About 610,000 homes and businesses from Arkansas to New Jersey were without power as of 11:30 a.m. New York time, according to utility websites. More than half were in North Carolina and South Carolina. New Jersey and New York utilities reported about 6,000 customers blacked out.
Heavy snow fell in New York, where the weather service increased its forecast to 10 to 16 inches from 8 to 12. The snow was expected to change to sleet and rain later today before beginning again tonight, said Joey Picca, a weather service meteorologist in Upton, New York.
Across western Connecticut, 20 inches may fall and northern New Jersey could get 17, the weather service said.
“We’re looking for more snow to come across the area late this afternoon into the evening and that would give us another few inches,” Picca said.
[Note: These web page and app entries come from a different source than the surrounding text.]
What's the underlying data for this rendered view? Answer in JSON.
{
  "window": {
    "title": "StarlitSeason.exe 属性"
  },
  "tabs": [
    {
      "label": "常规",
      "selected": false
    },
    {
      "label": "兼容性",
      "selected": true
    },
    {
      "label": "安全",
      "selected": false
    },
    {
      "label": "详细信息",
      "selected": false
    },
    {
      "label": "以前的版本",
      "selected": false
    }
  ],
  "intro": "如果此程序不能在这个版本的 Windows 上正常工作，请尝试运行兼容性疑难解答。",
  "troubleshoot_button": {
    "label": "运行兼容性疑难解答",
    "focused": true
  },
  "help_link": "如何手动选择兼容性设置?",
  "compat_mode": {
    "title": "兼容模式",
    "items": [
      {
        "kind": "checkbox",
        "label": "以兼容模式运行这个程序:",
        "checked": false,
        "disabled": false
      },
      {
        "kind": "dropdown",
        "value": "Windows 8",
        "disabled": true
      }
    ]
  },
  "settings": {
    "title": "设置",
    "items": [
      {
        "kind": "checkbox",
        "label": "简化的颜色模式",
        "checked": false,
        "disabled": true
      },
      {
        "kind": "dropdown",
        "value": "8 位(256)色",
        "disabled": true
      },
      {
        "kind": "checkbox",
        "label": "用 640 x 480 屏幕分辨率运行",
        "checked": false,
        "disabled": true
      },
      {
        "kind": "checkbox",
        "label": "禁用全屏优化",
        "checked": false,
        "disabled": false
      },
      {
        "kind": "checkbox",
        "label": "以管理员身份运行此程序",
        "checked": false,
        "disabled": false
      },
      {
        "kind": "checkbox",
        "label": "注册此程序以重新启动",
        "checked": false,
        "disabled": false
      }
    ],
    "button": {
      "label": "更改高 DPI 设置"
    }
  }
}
New York Governor Andrew Cuomo declared a state of emergency for New York City, Long Island and the mid-Hudson Valley. He didn’t close roads, as he has done in previous storms, though he urged motorists to stay off them and said there may be shutdowns later.
Cuomo warned residents not to get complacent because of this winter’s frequent snowfalls.
“Don’t get cocky about it, don’t take it casually because any one of them could generate a loss of life,” Cuomo said on a conference call with reporters. “These storms are more frequent and they’re more ferocious.”
New York has had eight days this season with a snowfall of 3 inches or more, the most since 1960-61, according to Weather 2000 Inc. It has also had the most days with maximum temperatures below 32 degrees Fahrenheit (zero Celsius).
The snow even shut down the Heraeus Precious Metals Management gold refinery in Newark, New Jersey.
Baltimore Washington International Thurgood Marshall Airport reported 12.3 inches, Erickson said. More than 8 inches fell in Washington, while Philadelphia reported 8.8.
Government offices in Washington closed, and classes were canceled in Philadelphia and Washington.
The South is struggling to recover from snow and ice that has been falling there for the past two days. As of 9 a.m., 19 inches were reported in Cherry Grove, West Virginia, 18 in Winchester, Virginia, and 15 in Saluda, North Carolina, according to the U.S. Weather Prediction Center.
A half-inch or more of ice fell across a wide area of central Georgia, including in Augusta and Marietta, the center said. Three inches coated Forest Acres, South Carolina, where the state asked people not to drive until the storm passes.
A half-inch of ice is all that’s needed to bring down a power line, said Rob Carolan, owner of Hometown Forecast Services Inc. in Nashua, New Hampshire.
The precipitation “is starting to wind down over the Southeast,” Carolan said, and should improve starting tomorrow.
The storm also prompted warnings across eastern Canada from Quebec to Nova Scotia and Newfoundland, according to Environment Canada. Parts of eastern Quebec may get as much as 20 inches of snow, the weather agency said.
After the system pulls away from the Northeast tomorrow, there is a chance a smaller storm could bring an additional 1 to 3 inches from North Carolina to Washington in two days, Erickson said.
To contact the reporter on this story: Brian K. Sullivan in Boston at firstname.lastname@example.org
To contact the editor responsible for this story: Dan Stets at email@example.com